Waterfall cautions that if cannabis entrepreneurs want to be successful, they need to understand the industry, and the extensive regulations that govern the cannabis industry. Despite the opportunities, engaging in or serving an industry that deals with a federally illegal substance involves complex tax and legal challenges. Mitzi Hollenbeck is a partner at the accounting firm Citrin Cooperman, and heads the firm’s Cannabis Advisory Services practice. As a selectman in Lakeville, Hollenbeck first became aware of the opportunities, and challenges, facing the cannabis industry. “It’s not legal,” from a federal tax perspective, she says. She set up her firm’s practice to advise clients regarding tax nuances and inventory tracking requirements, among other issues. “It’s an industry that needs CPAs,” she says. Her firm guides cannabis businesses through the tax issues and helps implement systems to meet inventory-tracking regulations.
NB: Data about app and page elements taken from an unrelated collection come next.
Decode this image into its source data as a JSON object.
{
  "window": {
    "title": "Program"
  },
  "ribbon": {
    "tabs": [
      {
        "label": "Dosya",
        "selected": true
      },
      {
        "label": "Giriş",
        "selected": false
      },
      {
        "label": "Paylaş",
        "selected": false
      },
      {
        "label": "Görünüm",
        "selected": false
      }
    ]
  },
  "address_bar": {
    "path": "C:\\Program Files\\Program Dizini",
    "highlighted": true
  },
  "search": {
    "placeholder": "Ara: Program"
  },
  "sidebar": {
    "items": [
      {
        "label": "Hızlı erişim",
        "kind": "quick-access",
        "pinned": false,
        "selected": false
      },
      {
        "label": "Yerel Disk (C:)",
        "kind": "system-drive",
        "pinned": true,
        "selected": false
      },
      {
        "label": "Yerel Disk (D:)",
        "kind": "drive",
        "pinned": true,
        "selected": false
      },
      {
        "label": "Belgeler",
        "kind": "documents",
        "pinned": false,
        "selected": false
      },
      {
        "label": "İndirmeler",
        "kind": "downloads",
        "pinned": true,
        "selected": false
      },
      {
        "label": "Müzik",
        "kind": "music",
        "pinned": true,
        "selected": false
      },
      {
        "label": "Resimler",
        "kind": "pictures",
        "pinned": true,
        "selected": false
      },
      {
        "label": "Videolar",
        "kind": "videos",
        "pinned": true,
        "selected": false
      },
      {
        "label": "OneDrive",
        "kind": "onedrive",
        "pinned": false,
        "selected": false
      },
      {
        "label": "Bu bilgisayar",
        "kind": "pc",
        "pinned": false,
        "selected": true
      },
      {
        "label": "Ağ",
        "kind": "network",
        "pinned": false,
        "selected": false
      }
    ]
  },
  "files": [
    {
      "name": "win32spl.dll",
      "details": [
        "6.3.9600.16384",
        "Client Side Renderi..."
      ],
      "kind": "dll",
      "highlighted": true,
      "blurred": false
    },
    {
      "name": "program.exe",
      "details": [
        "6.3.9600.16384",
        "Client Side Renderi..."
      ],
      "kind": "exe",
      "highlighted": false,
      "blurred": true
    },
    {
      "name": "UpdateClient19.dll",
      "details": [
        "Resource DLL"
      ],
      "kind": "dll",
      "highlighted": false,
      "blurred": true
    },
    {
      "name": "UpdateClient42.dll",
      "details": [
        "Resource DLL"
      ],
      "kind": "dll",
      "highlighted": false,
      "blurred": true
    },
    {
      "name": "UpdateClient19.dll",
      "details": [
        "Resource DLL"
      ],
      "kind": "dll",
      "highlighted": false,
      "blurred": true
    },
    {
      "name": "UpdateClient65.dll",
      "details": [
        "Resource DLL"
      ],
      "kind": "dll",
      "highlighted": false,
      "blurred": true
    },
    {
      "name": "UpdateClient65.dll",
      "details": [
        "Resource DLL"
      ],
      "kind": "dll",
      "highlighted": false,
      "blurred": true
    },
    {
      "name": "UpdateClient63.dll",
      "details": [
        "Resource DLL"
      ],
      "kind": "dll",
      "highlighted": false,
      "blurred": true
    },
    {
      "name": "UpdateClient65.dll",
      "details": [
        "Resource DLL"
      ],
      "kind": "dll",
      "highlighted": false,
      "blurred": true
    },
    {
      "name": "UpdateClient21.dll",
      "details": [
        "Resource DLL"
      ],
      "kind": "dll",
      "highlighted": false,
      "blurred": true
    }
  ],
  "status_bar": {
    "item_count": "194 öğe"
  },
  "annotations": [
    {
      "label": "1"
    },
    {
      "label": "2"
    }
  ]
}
Because cannabis is federally illegal (selling it is considered trafficking in a controlled substance), cultivators and dispensaries can’t deduct the usual expenses like other businesses. Rather, expenses must be captured under the only deduction allowed: cost of goods sold. Doing so requires specialized accounting advice. It’s not just businesses that deal directly with cannabis that face challenges. Businesses that serve customers in the cannabis industry – whether contractors, suppliers or service providers – must understand the issues. Banks sometimes refuse to accept checks paid by cannabis companies for services rendered, and close accounts. That’s because payments may be considered receiving funds from a federally illegal operation. While many banks don’t want to open accounts for cannabis businesses, Waterfall says there are banks, credit unions and payment processors that have become involved in the industry. She cites Century Bank as the primary resource in Massachusetts. Additional banks are expected to begin serving cannabis businesses in the coming months, she reports. In addition to limited banking, employees of dispensaries and cultivators may find it hard to get a mortgage or a car loan because their income doesn’t qualify. Insurance companies may refuse to provide coverage. Without managing finances correctly, Hollenbeck says many start-ups fail to make enough gross profit to pay their taxes, and go out of business. “People have inherent biases related to the cannabis industry. As it becomes more widespread and accepted, I think people’s perception will change,” says Hollenbeck. She reports that her firm is now signing new clients every week, and has hired additional staff to handle the workload. She estimated they have 30 clients in Massachusetts alone, and more nationally. “There’s such a need,” she says.